(Data supplied)
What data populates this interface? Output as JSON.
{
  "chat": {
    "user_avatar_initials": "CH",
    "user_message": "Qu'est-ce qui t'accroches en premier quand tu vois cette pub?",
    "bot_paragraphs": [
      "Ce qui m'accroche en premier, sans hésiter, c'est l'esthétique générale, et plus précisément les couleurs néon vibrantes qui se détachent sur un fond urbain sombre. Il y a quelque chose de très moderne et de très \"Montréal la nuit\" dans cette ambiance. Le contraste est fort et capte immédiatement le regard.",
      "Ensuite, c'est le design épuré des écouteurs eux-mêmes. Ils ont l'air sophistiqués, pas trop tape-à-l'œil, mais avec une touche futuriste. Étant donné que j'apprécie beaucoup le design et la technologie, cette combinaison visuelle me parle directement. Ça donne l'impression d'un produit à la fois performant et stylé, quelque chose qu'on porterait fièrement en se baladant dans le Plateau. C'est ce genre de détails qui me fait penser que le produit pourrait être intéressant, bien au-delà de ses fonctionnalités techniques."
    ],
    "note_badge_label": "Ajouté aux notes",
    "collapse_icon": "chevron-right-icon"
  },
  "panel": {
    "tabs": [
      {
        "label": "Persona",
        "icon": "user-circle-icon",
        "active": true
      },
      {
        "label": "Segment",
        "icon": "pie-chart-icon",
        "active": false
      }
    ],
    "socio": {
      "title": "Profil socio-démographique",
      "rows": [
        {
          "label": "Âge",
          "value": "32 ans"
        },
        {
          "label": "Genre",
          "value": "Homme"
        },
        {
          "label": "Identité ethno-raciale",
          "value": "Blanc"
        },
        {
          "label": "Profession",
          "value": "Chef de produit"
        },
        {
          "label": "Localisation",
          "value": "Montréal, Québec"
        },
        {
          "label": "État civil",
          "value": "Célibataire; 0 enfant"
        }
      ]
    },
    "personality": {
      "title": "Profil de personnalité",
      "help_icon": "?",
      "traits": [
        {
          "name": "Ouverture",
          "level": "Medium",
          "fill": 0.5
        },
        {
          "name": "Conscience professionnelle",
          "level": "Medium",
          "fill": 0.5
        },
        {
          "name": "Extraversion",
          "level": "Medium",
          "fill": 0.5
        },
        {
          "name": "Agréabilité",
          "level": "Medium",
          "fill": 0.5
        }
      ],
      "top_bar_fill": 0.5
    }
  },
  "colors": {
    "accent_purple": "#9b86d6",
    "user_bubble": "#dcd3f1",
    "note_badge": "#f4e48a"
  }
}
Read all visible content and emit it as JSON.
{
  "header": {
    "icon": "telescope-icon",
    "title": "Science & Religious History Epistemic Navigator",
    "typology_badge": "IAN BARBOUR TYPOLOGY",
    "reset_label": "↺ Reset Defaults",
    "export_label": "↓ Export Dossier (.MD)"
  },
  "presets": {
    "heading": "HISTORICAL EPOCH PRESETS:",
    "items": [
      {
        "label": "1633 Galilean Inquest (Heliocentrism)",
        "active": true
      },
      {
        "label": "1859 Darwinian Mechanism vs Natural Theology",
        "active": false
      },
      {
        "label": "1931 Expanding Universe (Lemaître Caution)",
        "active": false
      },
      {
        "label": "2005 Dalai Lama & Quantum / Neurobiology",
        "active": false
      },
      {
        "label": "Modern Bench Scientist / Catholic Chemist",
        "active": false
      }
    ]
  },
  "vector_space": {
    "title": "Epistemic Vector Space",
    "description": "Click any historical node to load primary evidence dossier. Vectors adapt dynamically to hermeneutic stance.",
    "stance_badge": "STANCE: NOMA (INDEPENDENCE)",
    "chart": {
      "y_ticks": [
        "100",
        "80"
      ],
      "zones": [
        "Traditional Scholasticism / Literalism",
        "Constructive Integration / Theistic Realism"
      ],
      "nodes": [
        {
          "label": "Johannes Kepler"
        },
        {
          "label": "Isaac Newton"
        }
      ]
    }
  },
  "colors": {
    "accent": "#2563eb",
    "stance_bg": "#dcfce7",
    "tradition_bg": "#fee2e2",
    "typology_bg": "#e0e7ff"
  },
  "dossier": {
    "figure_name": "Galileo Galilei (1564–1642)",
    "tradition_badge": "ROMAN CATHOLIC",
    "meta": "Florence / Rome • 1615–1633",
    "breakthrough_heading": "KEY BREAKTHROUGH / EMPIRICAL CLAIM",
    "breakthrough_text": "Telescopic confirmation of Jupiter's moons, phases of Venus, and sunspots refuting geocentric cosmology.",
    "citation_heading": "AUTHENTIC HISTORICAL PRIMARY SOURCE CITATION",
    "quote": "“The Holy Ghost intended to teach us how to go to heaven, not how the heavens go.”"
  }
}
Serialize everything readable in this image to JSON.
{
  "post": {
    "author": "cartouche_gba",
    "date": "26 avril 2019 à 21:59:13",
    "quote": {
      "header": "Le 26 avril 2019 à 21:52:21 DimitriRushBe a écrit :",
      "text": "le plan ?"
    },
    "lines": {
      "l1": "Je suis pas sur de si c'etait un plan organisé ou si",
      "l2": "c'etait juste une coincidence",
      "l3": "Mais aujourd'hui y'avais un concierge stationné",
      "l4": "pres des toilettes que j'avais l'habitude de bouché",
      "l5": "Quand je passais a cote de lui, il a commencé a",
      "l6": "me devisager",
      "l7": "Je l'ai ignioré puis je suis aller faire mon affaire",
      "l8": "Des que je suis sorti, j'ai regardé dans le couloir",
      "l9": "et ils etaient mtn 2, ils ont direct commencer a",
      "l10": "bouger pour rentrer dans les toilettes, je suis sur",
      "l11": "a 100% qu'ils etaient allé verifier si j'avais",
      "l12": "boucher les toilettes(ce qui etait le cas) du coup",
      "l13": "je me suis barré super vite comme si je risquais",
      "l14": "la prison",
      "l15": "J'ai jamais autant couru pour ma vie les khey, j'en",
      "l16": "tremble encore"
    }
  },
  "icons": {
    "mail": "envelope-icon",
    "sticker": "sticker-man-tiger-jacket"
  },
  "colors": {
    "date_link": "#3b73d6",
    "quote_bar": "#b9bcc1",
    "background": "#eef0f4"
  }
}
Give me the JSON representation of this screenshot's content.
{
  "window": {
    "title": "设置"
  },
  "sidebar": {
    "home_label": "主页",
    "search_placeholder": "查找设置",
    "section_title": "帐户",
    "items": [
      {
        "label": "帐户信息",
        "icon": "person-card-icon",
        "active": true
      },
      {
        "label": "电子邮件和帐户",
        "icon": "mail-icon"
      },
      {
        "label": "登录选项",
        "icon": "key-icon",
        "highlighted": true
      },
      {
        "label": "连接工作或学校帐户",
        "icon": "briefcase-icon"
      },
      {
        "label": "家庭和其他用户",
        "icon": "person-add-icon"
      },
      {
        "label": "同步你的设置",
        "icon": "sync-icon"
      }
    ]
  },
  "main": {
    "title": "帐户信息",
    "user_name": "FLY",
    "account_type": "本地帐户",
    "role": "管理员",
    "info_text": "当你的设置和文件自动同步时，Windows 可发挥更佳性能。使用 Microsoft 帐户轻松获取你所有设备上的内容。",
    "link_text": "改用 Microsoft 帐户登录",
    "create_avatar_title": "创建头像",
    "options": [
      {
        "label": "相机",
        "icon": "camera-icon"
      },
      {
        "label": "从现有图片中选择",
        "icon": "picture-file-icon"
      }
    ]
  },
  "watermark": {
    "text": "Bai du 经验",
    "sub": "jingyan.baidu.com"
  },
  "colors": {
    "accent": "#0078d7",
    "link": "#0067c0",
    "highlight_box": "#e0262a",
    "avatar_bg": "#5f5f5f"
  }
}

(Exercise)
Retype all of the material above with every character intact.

(Response)
What data populates this interface? Output as JSON.
{
  "chat": {
    "user_avatar_initials": "CH",
    "user_message": "Qu'est-ce qui t'accroches en premier quand tu vois cette pub?",
    "bot_paragraphs": [
      "Ce qui m'accroche en premier, sans hésiter, c'est l'esthétique générale, et plus précisément les couleurs néon vibrantes qui se détachent sur un fond urbain sombre. Il y a quelque chose de très moderne et de très \"Montréal la nuit\" dans cette ambiance. Le contraste est fort et capte immédiatement le regard.",
      "Ensuite, c'est le design épuré des écouteurs eux-mêmes. Ils ont l'air sophistiqués, pas trop tape-à-l'œil, mais avec une touche futuriste. Étant donné que j'apprécie beaucoup le design et la technologie, cette combinaison visuelle me parle directement. Ça donne l'impression d'un produit à la fois performant et stylé, quelque chose qu'on porterait fièrement en se baladant dans le Plateau. C'est ce genre de détails qui me fait penser que le produit pourrait être intéressant, bien au-delà de ses fonctionnalités techniques."
    ],
    "note_badge_label": "Ajouté aux notes",
    "collapse_icon": "chevron-right-icon"
  },
  "panel": {
    "tabs": [
      {
        "label": "Persona",
        "icon": "user-circle-icon",
        "active": true
      },
      {
        "label": "Segment",
        "icon": "pie-chart-icon",
        "active": false
      }
    ],
    "socio": {
      "title": "Profil socio-démographique",
      "rows": [
        {
          "label": "Âge",
          "value": "32 ans"
        },
        {
          "label": "Genre",
          "value": "Homme"
        },
        {
          "label": "Identité ethno-raciale",
          "value": "Blanc"
        },
        {
          "label": "Profession",
          "value": "Chef de produit"
        },
        {
          "label": "Localisation",
          "value": "Montréal, Québec"
        },
        {
          "label": "État civil",
          "value": "Célibataire; 0 enfant"
        }
      ]
    },
    "personality": {
      "title": "Profil de personnalité",
      "help_icon": "?",
      "traits": [
        {
          "name": "Ouverture",
          "level": "Medium",
          "fill": 0.5
        },
        {
          "name": "Conscience professionnelle",
          "level": "Medium",
          "fill": 0.5
        },
        {
          "name": "Extraversion",
          "level": "Medium",
          "fill": 0.5
        },
        {
          "name": "Agréabilité",
          "level": "Medium",
          "fill": 0.5
        }
      ],
      "top_bar_fill": 0.5
    }
  },
  "colors": {
    "accent_purple": "#9b86d6",
    "user_bubble": "#dcd3f1",
    "note_badge": "#f4e48a"
  }
}
Read all visible content and emit it as JSON.
{
  "header": {
    "icon": "telescope-icon",
    "title": "Science & Religious History Epistemic Navigator",
    "typology_badge": "IAN BARBOUR TYPOLOGY",
    "reset_label": "↺ Reset Defaults",
    "export_label": "↓ Export Dossier (.MD)"
  },
  "presets": {
    "heading": "HISTORICAL EPOCH PRESETS:",
    "items": [
      {
        "label": "1633 Galilean Inquest (Heliocentrism)",
        "active": true
      },
      {
        "label": "1859 Darwinian Mechanism vs Natural Theology",
        "active": false
      },
      {
        "label": "1931 Expanding Universe (Lemaître Caution)",
        "active": false
      },
      {
        "label": "2005 Dalai Lama & Quantum / Neurobiology",
        "active": false
      },
      {
        "label": "Modern Bench Scientist / Catholic Chemist",
        "active": false
      }
    ]
  },
  "vector_space": {
    "title": "Epistemic Vector Space",
    "description": "Click any historical node to load primary evidence dossier. Vectors adapt dynamically to hermeneutic stance.",
    "stance_badge": "STANCE: NOMA (INDEPENDENCE)",
    "chart": {
      "y_ticks": [
        "100",
        "80"
      ],
      "zones": [
        "Traditional Scholasticism / Literalism",
        "Constructive Integration / Theistic Realism"
      ],
      "nodes": [
        {
          "label": "Johannes Kepler"
        },
        {
          "label": "Isaac Newton"
        }
      ]
    }
  },
  "colors": {
    "accent": "#2563eb",
    "stance_bg": "#dcfce7",
    "tradition_bg": "#fee2e2",
    "typology_bg": "#e0e7ff"
  },
  "dossier": {
    "figure_name": "Galileo Galilei (1564–1642)",
    "tradition_badge": "ROMAN CATHOLIC",
    "meta": "Florence / Rome • 1615–1633",
    "breakthrough_heading": "KEY BREAKTHROUGH / EMPIRICAL CLAIM",
    "breakthrough_text": "Telescopic confirmation of Jupiter's moons, phases of Venus, and sunspots refuting geocentric cosmology.",
    "citation_heading": "AUTHENTIC HISTORICAL PRIMARY SOURCE CITATION",
    "quote": "“The Holy Ghost intended to teach us how to go to heaven, not how the heavens go.”"
  }
}
Serialize everything readable in this image to JSON.
{
  "post": {
    "author": "cartouche_gba",
    "date": "26 avril 2019 à 21:59:13",
    "quote": {
      "header": "Le 26 avril 2019 à 21:52:21 DimitriRushBe a écrit :",
      "text": "le plan ?"
    },
    "lines": {
      "l1": "Je suis pas sur de si c'etait un plan organisé ou si",
      "l2": "c'etait juste une coincidence",
      "l3": "Mais aujourd'hui y'avais un concierge stationné",
      "l4": "pres des toilettes que j'avais l'habitude de bouché",
      "l5": "Quand je passais a cote de lui, il a commencé a",
      "l6": "me devisager",
      "l7": "Je l'ai ignioré puis je suis aller faire mon affaire",
      "l8": "Des que je suis sorti, j'ai regardé dans le couloir",
      "l9": "et ils etaient mtn 2, ils ont direct commencer a",
      "l10": "bouger pour rentrer dans les toilettes, je suis sur",
      "l11": "a 100% qu'ils etaient allé verifier si j'avais",
      "l12": "boucher les toilettes(ce qui etait le cas) du coup",
      "l13": "je me suis barré super vite comme si je risquais",
      "l14": "la prison",
      "l15": "J'ai jamais autant couru pour ma vie les khey, j'en",
      "l16": "tremble encore"
    }
  },
  "icons": {
    "mail": "envelope-icon",
    "sticker": "sticker-man-tiger-jacket"
  },
  "colors": {
    "date_link": "#3b73d6",
    "quote_bar": "#b9bcc1",
    "background": "#eef0f4"
  }
}
Give me the JSON representation of this screenshot's content.
{
  "window": {
    "title": "设置"
  },
  "sidebar": {
    "home_label": "主页",
    "search_placeholder": "查找设置",
    "section_title": "帐户",
    "items": [
      {
        "label": "帐户信息",
        "icon": "person-card-icon",
        "active": true
      },
      {
        "label": "电子邮件和帐户",
        "icon": "mail-icon"
      },
      {
        "label": "登录选项",
        "icon": "key-icon",
        "highlighted": true
      },
      {
        "label": "连接工作或学校帐户",
        "icon": "briefcase-icon"
      },
      {
        "label": "家庭和其他用户",
        "icon": "person-add-icon"
      },
      {
        "label": "同步你的设置",
        "icon": "sync-icon"
      }
    ]
  },
  "main": {
    "title": "帐户信息",
    "user_name": "FLY",
    "account_type": "本地帐户",
    "role": "管理员",
    "info_text": "当你的设置和文件自动同步时，Windows 可发挥更佳性能。使用 Microsoft 帐户轻松获取你所有设备上的内容。",
    "link_text": "改用 Microsoft 帐户登录",
    "create_avatar_title": "创建头像",
    "options": [
      {
        "label": "相机",
        "icon": "camera-icon"
      },
      {
        "label": "从现有图片中选择",
        "icon": "picture-file-icon"
      }
    ]
  },
  "watermark": {
    "text": "Bai du 经验",
    "sub": "jingyan.baidu.com"
  },
  "colors": {
    "accent": "#0078d7",
    "link": "#0067c0",
    "highlight_box": "#e0262a",
    "avatar_bg": "#5f5f5f"
  }
}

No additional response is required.